WHAT TO DO: Lines in the listing below containing the string "用户姓名" are to be identified and copied.

[Start of Attachment]

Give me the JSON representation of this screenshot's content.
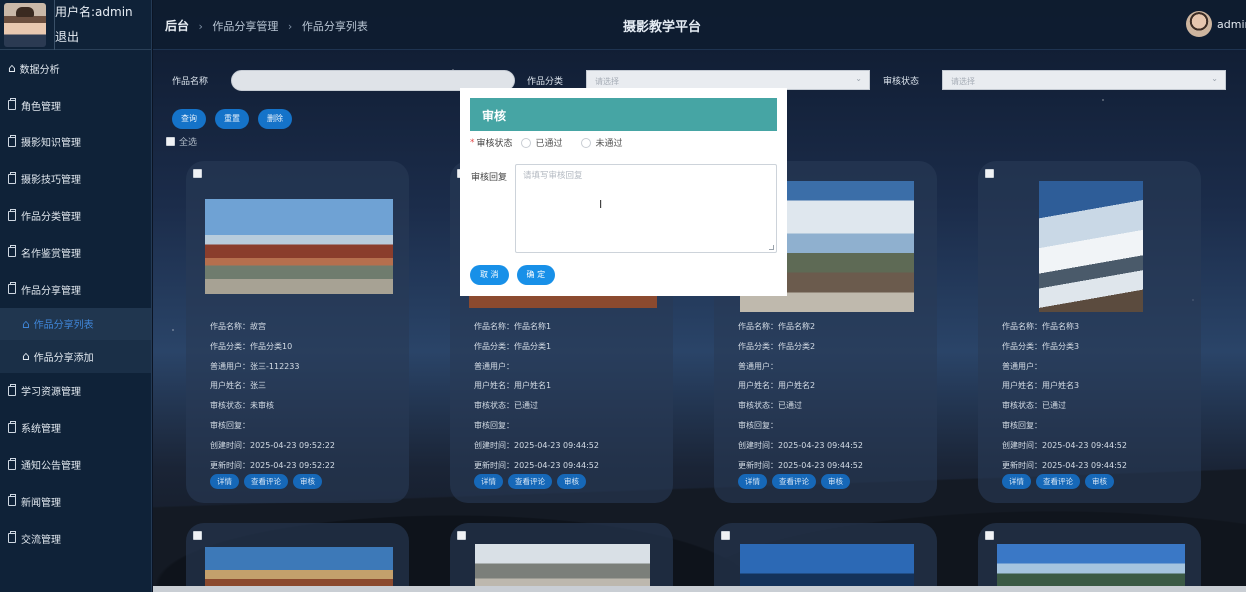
{
  "sidebar": {
    "username": "用户名:admin",
    "logout": "退出",
    "items": [
      {
        "label": "数据分析",
        "icon": "home-icon"
      },
      {
        "label": "角色管理",
        "icon": "document-icon"
      },
      {
        "label": "摄影知识管理",
        "icon": "document-icon"
      },
      {
        "label": "摄影技巧管理",
        "icon": "document-icon"
      },
      {
        "label": "作品分类管理",
        "icon": "document-icon"
      },
      {
        "label": "名作鉴赏管理",
        "icon": "document-icon"
      },
      {
        "label": "作品分享管理",
        "icon": "document-icon"
      }
    ],
    "subitems": [
      {
        "label": "作品分享列表",
        "icon": "home-icon",
        "active": true
      },
      {
        "label": "作品分享添加",
        "icon": "home-icon"
      }
    ],
    "items2": [
      {
        "label": "学习资源管理"
      },
      {
        "label": "系统管理"
      },
      {
        "label": "通知公告管理"
      },
      {
        "label": "新闻管理"
      },
      {
        "label": "交流管理"
      }
    ]
  },
  "header": {
    "breadcrumb_root": "后台",
    "breadcrumb_1": "作品分享管理",
    "breadcrumb_2": "作品分享列表",
    "platform_title": "摄影教学平台",
    "user": "admin"
  },
  "filters": {
    "name_label": "作品名称",
    "category_label": "作品分类",
    "category_placeholder": "请选择",
    "status_label": "审核状态",
    "status_placeholder": "请选择"
  },
  "actions": {
    "search": "查询",
    "reset": "重置",
    "delete": "删除",
    "select_all": "全选"
  },
  "cards": [
    {
      "name": "作品名称：故宫",
      "category": "作品分类：作品分类10",
      "user": "普通用户：张三-112233",
      "realname": "用户姓名：张三",
      "status": "审核状态：未审核",
      "reply": "审核回复：",
      "created": "创建时间：2025-04-23 09:52:22",
      "updated": "更新时间：2025-04-23 09:52:22"
    },
    {
      "name": "作品名称：作品名称1",
      "category": "作品分类：作品分类1",
      "user": "普通用户：",
      "realname": "用户姓名：用户姓名1",
      "status": "审核状态：已通过",
      "reply": "审核回复：",
      "created": "创建时间：2025-04-23 09:44:52",
      "updated": "更新时间：2025-04-23 09:44:52"
    },
    {
      "name": "作品名称：作品名称2",
      "category": "作品分类：作品分类2",
      "user": "普通用户：",
      "realname": "用户姓名：用户姓名2",
      "status": "审核状态：已通过",
      "reply": "审核回复：",
      "created": "创建时间：2025-04-23 09:44:52",
      "updated": "更新时间：2025-04-23 09:44:52"
    },
    {
      "name": "作品名称：作品名称3",
      "category": "作品分类：作品分类3",
      "user": "普通用户：",
      "realname": "用户姓名：用户姓名3",
      "status": "审核状态：已通过",
      "reply": "审核回复：",
      "created": "创建时间：2025-04-23 09:44:52",
      "updated": "更新时间：2025-04-23 09:44:52"
    }
  ],
  "card_actions": {
    "detail": "详情",
    "comments": "查看评论",
    "review": "审核"
  },
  "modal": {
    "title": "审核",
    "status_label": "审核状态",
    "option_pass": "已通过",
    "option_fail": "未通过",
    "reply_label": "审核回复",
    "reply_placeholder": "请填写审核回复",
    "cancel": "取 消",
    "confirm": "确 定"
  }
}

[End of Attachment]

EXERCISE RESPONSE:
      "realname": "用户姓名：张三",
      "realname": "用户姓名：用户姓名1",
      "realname": "用户姓名：用户姓名2",
      "realname": "用户姓名：用户姓名3",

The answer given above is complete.